* What you are asked to do
When the word "label" appears in a line of the data below, list that line.

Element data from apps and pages
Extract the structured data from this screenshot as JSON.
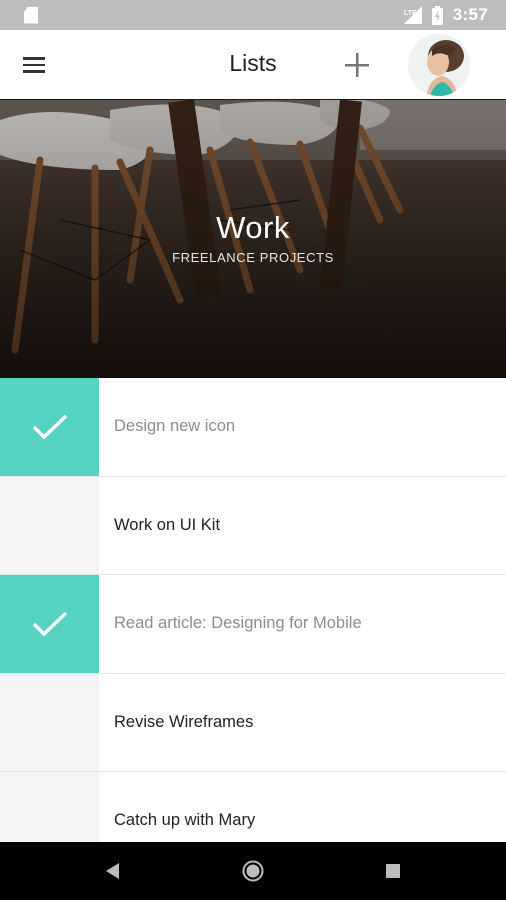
{
  "status_bar": {
    "time": "3:57",
    "icons": [
      "sd-card-icon",
      "signal-icon",
      "battery-icon"
    ]
  },
  "app_bar": {
    "title": "Lists",
    "icons": [
      "menu-icon",
      "plus-icon",
      "avatar"
    ]
  },
  "hero": {
    "title": "Work",
    "subtitle": "FREELANCE PROJECTS"
  },
  "tasks": [
    {
      "label": "Design new icon",
      "done": true
    },
    {
      "label": "Work on UI Kit",
      "done": false
    },
    {
      "label": "Read article: Designing for Mobile",
      "done": true
    },
    {
      "label": "Revise Wireframes",
      "done": false
    },
    {
      "label": "Catch up with Mary",
      "done": false
    }
  ],
  "nav_bar": {
    "icons": [
      "back-icon",
      "home-icon",
      "recents-icon"
    ]
  },
  "colors": {
    "accent": "#56d2c1",
    "status_bar": "#bdbdbd",
    "nav_bar": "#000000"
  }
}
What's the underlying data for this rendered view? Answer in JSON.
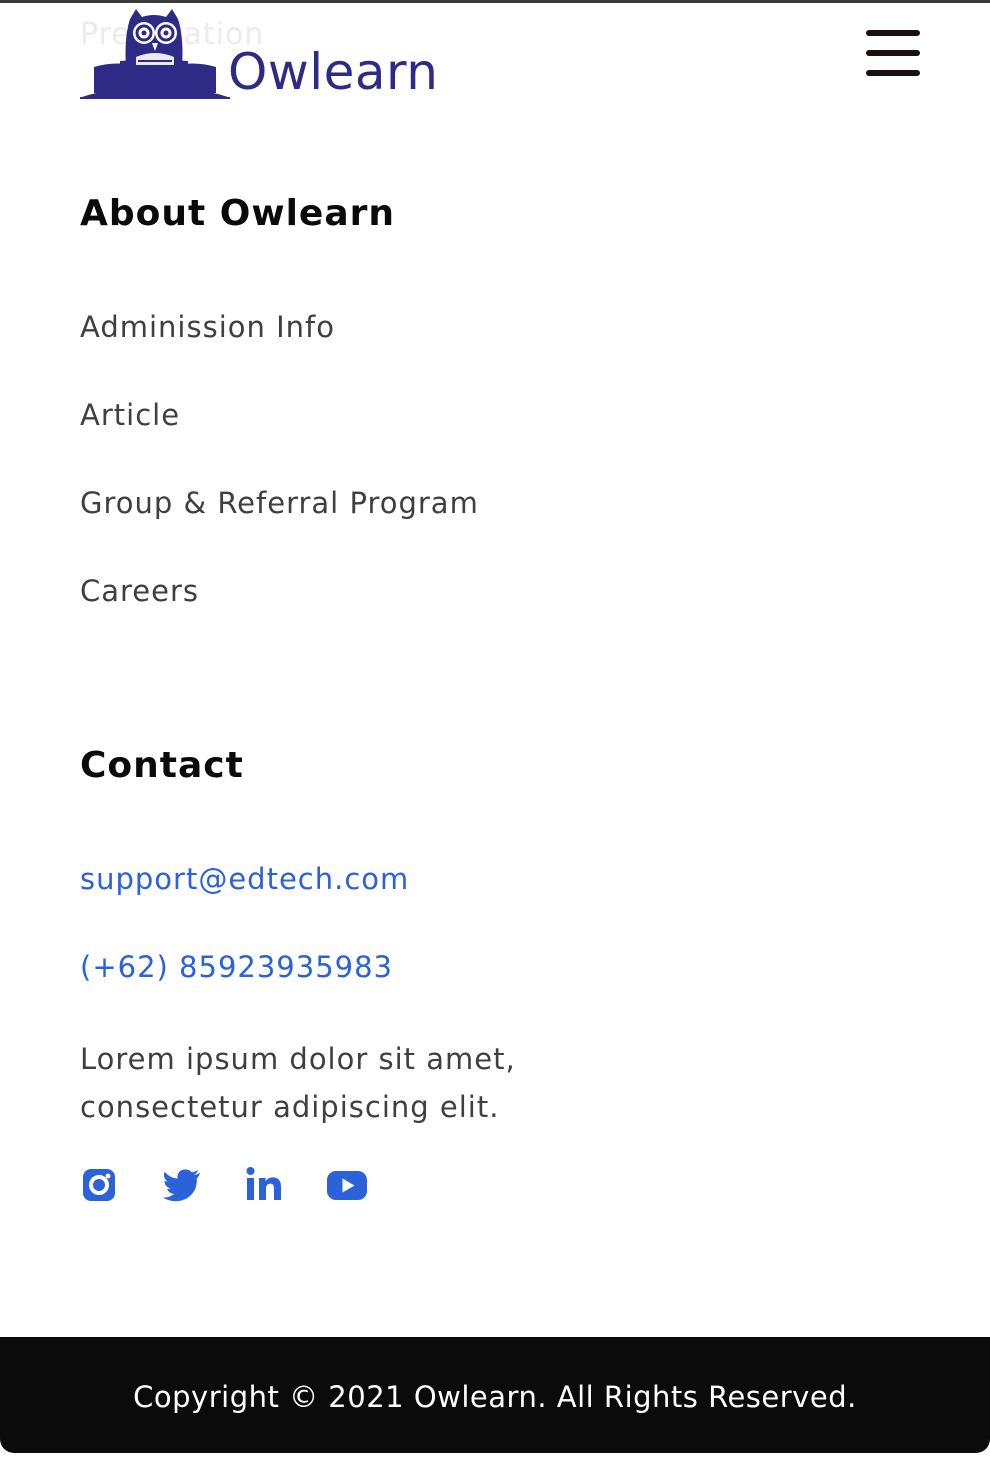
{
  "header": {
    "faded_text": "Preparation",
    "logo_text": "Owlearn",
    "brand_color": "#2e2b86",
    "menu_icon": "hamburger-menu-icon"
  },
  "about": {
    "heading": "About Owlearn",
    "links": [
      "Adminission Info",
      "Article",
      "Group & Referral Program",
      "Careers"
    ]
  },
  "contact": {
    "heading": "Contact",
    "email": "support@edtech.com",
    "phone": "(+62) 85923935983",
    "address_line1": "Lorem ipsum dolor sit amet,",
    "address_line2": "consectetur adipiscing elit.",
    "link_color": "#2c62d9",
    "social": [
      {
        "name": "instagram-icon"
      },
      {
        "name": "twitter-icon"
      },
      {
        "name": "linkedin-icon"
      },
      {
        "name": "youtube-icon"
      }
    ]
  },
  "footer": {
    "copyright": "Copyright © 2021 Owlearn. All Rights Reserved.",
    "background": "#0b0b0b"
  }
}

* Output for this task
      "label": "Design new icon",
      "label": "Work on UI Kit",
      "label": "Read article: Designing for Mobile",
      "label": "Revise Wireframes",
      "label": "Catch up with Mary",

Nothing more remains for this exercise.